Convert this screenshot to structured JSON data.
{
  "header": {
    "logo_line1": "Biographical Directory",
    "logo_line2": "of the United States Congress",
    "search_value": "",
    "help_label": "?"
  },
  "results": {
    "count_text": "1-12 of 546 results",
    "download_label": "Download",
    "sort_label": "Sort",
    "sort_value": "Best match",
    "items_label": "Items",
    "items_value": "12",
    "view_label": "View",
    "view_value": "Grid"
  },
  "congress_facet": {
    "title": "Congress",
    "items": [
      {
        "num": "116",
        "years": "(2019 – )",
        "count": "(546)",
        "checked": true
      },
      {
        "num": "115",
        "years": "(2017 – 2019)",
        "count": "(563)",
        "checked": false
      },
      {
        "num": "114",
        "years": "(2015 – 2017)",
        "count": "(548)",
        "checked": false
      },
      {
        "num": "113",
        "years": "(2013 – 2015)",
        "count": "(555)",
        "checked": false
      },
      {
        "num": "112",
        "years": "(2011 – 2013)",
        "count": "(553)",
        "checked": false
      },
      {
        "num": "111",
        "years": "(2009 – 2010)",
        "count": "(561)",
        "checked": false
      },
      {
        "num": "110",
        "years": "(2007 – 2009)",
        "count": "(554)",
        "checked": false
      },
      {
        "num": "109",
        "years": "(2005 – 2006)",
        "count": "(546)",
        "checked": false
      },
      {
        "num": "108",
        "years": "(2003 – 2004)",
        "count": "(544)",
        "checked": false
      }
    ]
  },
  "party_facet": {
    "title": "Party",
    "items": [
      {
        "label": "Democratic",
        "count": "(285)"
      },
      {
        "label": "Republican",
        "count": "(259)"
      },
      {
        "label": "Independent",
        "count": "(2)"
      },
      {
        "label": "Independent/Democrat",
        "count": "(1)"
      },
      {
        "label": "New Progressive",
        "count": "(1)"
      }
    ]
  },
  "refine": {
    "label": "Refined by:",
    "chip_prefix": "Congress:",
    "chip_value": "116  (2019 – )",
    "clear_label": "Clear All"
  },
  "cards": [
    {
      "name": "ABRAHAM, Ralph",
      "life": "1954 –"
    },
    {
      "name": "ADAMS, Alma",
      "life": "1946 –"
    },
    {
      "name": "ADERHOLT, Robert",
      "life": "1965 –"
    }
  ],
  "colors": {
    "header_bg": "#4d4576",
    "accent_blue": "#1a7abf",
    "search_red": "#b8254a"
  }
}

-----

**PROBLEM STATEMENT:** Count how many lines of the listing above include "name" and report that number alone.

**ANSWER TO THIS PROBLEM:** 3